I commend the Australian Racing Board for meeting with the AJA and senior riders this afternoon to resolve differences. The issue at the heart of the debate, which has seen recent industrial action taken by jockeys, is changes to the Australian Rules of Racing in the use of the whip. Under the new rules, which came in on 1 August, jockeys can still use the whip in a backhand fashion behind the saddle, but rules about using the whip with a forehand grip have changed. Under the new rules, a jockey is allowed to use the whip five times up to the last 200 metres, and then, in the last 200 metres, on 12 occasions in a non-consecutive pattern, there being 24 strides for the horse in the last 200 metres—except on one occasion, where the jockey can use it in a consecutive pattern.

These new rules are very confusing to longstanding jockeys. The Australian jockeys understand that change is inevitable, and there is debate about animal welfare, integrity in racing and the need to have competition. But these rules have been brought in on 1 August and the Australian jockeys have reported that to change a work practice and the skill of riding a thoroughbred, which is a complex and athletic feat, requires more notice and debate than has been allowed the jockeys. I can report that the Australian Racing Board is ably led by chairman Bob Bentley and CEO Andrew Harding. I believe they understand that they need to listen to the concerns that have been raised by Australian jockeys, particularly when these views are shared by many owners, trainers and breeders.

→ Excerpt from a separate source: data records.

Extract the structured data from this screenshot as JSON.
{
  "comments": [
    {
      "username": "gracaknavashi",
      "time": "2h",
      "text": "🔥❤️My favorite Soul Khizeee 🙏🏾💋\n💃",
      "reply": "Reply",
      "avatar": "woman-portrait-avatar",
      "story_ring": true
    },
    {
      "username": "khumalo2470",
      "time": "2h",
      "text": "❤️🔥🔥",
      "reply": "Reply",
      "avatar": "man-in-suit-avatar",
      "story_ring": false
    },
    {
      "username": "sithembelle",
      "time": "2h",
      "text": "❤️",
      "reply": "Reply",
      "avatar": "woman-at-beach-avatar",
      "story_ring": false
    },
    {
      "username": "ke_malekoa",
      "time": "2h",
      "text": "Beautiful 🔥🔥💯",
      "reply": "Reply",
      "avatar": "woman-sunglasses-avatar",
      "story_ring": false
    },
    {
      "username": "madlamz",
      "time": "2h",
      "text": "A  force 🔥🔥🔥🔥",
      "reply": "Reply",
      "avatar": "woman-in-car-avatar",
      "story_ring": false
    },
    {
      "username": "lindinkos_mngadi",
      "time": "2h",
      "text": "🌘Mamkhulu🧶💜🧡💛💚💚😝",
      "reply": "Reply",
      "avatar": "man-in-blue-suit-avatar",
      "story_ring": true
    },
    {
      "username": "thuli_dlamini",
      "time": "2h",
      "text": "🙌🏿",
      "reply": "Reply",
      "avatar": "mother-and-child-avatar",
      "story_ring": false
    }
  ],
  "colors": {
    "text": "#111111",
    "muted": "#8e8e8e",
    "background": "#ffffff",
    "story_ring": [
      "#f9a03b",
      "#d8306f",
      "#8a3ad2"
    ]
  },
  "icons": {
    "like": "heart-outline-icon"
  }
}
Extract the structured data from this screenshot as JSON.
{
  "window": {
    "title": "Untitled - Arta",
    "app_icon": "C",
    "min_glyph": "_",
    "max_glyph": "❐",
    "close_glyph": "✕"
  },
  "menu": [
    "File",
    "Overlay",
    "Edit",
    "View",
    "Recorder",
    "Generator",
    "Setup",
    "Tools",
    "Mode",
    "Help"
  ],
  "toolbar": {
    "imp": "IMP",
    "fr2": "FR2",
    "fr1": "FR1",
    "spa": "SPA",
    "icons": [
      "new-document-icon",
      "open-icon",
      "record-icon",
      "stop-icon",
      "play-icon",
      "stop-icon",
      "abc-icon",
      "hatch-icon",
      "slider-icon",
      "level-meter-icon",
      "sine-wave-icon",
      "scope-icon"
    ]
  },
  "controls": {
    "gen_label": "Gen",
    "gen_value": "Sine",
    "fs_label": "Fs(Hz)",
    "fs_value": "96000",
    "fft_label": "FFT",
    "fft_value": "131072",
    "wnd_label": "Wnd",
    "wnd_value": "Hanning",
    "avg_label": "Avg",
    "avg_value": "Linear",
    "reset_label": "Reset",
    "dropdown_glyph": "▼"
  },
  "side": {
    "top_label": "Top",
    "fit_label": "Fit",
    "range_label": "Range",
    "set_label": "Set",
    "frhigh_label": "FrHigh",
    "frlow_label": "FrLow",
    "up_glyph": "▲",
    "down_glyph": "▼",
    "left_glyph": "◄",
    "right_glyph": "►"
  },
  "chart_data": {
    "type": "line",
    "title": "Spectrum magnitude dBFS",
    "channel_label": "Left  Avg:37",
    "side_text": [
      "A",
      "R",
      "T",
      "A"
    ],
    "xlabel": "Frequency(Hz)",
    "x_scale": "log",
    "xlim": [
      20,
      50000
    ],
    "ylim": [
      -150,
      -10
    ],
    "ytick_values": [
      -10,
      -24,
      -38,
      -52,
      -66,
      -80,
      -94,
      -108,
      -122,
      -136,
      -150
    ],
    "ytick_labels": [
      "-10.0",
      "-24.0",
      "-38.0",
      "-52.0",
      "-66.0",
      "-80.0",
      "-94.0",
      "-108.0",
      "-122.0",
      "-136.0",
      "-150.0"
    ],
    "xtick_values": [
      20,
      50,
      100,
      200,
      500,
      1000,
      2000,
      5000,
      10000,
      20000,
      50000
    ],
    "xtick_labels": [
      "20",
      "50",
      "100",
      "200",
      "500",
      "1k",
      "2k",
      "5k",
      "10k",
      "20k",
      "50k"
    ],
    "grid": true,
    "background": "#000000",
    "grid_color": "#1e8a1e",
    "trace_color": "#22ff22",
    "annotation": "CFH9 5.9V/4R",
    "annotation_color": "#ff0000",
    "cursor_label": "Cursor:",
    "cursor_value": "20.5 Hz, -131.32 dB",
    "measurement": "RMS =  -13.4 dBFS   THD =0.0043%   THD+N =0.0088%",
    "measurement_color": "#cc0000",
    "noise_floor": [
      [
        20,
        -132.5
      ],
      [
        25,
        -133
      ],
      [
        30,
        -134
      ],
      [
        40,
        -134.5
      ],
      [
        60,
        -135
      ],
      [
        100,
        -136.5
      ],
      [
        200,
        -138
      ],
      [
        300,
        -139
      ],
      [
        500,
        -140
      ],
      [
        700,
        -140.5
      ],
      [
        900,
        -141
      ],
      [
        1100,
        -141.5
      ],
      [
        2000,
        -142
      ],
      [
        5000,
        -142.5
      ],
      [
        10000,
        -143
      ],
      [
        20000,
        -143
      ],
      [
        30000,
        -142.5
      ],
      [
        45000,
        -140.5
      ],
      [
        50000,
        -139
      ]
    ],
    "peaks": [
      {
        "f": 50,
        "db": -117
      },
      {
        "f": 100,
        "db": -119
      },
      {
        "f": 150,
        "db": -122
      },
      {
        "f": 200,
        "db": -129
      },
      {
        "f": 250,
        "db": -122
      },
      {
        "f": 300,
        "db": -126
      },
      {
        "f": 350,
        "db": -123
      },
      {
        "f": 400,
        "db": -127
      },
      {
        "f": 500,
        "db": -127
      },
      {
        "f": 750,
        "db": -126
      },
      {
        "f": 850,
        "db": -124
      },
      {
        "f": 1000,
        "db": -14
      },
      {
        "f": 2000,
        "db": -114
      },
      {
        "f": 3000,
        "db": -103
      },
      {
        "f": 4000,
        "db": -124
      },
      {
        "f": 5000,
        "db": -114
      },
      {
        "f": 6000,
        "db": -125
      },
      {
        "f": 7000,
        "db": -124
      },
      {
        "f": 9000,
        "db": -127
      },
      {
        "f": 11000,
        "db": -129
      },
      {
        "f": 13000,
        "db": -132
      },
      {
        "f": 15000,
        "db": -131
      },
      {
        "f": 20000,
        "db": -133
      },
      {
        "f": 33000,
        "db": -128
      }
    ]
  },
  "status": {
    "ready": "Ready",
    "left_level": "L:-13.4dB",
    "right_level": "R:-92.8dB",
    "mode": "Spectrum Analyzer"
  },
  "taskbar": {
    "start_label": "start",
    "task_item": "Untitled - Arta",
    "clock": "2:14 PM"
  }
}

Australia’s 850 working jockeys are superb, committed, fearless and hardworking. Professional jockeys love to race, they care for the horses, they risk their safety and they are at the heart of the industry. I do not believe they have taken the decision not to ride lightly. The AJA advises me the situation is caused by a breakdown of communication. What we now need to see in racing in order to secure the spring carnival is what we are seeing the first signs of today, ongoing negotiations. I know the jockeys care very much for their colleagues. They understand that when they ride it could be their last time and that, following a fall, when they wake up in a hospital bed, they may be unable to walk, if indeed they wake up at all. I know the stories of jockeys such as Gavin Lisk. I believe the meeting this afternoon should be successful and I hope that the impasse is resolved.

The DEPUTY SPEAKER (Ms AE Burke)—Order! In accordance with standing order 193 the time for members’ constituency statements has concluded.